Obama Administration Delays ACA Provision Until 2015
On Tuesday, the Obama Administration announced that they would delay the implementation of a key mandate from the Patient Protection and Affordable Care Act until 2015. The provision, which states that all employers with more than 50 employees must provide insurance coverage to their employees or face a monetary penalty was originally supposed to take effect in 2014.
Under the law, employers must provide information on coverage and costs in order to show that they offer adequate coverage to employees. The delay will give employers more time to provide the necessary information to the Internal Revenue Service, insurers, and insurance exchanges and will also ensure that companies understand and complete the process fully as well as accurately, according to NPR.
Reuters stated that many Democratic lawmakers are applauding the delay as a sign of flexibility. Republican lawmakers believe the move demonstrates how the mandate is flawed and ineffective.
Neil Trautwein, Employee Benefits Policy counsel for the National Retail Federation stated, "They're not ready, we're not ready, and rather than plow ahead, they're going to take the right and wise approach. The last thing the administration or the business community needs is for the ACA to come out of the gate sideways."
Media Resources: Huffington Post 7/2/13; NPR 7/2/13; Reuters 7/2/13

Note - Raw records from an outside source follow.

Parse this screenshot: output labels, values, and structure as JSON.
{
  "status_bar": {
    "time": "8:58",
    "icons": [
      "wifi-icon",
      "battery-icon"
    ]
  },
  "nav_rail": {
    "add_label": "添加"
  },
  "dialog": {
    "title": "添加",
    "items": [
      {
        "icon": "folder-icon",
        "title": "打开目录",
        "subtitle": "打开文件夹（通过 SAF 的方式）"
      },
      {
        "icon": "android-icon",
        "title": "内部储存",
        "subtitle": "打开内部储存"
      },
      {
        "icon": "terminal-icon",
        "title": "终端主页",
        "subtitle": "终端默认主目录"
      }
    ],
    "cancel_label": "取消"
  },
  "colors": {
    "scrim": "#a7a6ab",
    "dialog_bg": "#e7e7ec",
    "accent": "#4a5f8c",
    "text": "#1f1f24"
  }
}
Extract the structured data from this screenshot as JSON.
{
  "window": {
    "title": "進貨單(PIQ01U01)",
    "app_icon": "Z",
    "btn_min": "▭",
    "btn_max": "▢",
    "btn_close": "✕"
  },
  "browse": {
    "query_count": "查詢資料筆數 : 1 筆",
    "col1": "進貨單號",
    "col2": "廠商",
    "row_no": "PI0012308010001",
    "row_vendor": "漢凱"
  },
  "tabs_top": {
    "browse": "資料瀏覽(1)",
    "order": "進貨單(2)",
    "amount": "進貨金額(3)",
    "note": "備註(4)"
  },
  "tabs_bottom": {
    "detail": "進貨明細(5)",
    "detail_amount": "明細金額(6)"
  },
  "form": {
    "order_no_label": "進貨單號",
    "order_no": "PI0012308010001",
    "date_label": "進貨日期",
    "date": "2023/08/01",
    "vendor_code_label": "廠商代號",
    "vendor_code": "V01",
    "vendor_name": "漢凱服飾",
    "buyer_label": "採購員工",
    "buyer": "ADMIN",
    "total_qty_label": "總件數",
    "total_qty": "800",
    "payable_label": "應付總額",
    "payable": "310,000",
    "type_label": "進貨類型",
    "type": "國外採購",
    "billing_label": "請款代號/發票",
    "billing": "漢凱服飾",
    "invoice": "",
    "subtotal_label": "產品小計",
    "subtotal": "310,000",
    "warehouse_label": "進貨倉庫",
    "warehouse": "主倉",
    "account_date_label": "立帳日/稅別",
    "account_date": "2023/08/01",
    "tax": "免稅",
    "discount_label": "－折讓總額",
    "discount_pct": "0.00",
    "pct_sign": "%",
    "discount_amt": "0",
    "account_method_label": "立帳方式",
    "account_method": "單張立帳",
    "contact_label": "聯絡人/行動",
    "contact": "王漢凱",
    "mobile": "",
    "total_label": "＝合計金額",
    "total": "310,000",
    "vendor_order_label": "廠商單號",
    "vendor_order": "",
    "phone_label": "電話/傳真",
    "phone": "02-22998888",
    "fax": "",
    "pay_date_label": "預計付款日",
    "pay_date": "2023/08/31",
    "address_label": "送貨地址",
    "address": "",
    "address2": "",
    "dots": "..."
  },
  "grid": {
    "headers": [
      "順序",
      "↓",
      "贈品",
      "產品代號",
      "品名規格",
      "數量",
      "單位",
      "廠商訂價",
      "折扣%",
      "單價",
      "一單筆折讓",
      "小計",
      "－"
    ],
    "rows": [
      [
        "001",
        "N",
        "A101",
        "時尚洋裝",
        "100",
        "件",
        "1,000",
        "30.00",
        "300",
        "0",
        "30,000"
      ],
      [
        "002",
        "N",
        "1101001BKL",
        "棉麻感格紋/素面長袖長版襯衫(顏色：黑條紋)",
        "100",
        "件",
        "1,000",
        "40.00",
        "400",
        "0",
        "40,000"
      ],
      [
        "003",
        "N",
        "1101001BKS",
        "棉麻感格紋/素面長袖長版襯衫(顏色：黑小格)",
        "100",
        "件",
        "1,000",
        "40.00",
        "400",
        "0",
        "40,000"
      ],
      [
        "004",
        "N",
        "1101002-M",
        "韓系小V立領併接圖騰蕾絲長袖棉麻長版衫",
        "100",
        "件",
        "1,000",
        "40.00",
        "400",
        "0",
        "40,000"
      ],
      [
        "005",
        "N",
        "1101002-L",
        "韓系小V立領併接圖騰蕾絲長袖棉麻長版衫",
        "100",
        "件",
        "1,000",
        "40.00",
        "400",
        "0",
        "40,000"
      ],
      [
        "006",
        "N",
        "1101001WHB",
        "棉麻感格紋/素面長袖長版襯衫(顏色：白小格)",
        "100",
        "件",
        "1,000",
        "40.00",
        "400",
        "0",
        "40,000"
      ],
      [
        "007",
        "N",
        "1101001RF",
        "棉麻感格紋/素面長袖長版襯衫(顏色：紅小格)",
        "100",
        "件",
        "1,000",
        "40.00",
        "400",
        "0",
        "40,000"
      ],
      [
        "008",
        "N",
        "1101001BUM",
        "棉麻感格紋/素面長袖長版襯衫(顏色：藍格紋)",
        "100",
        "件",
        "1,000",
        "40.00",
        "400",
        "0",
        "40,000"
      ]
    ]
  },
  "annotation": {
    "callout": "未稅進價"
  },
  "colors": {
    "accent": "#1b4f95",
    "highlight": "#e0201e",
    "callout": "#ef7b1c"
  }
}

5/1/2015 House Reverses DC Law Banning Reproductive Health Discrimination by Employers - The US House of Representatives voted Thursday night to overturn a Washington, DC, law that makes it illegal for employers to retaliate against employees who use their insurance to cover procedures like in-vitro fertilization or abortion and contraception like birth control pills and IUDs for themselves, their spouses, or their children.
The District's council passed the Reproductive Health Non-Discrimination Amendment Act last year. . . .
4/30/2015 400 Women and Children Have Been Rescued From Boko Haram in Nigeria - In two different operations in under a week, Nigerian troops have rescued more than 400 women and children who had been kidnapped by Boko Haram.
On Tuesday, Nigerian troops announced they rescued 200 girls and 93 women from Boko Haram - and today news has come out that troops rescued another 160 women and children.
While the news is promising and shows progress made in Nigeria to combat Boko Haram, the girls rescued were not the Chibok girls who inspired the #BringBackOurGirls movement last year. . . .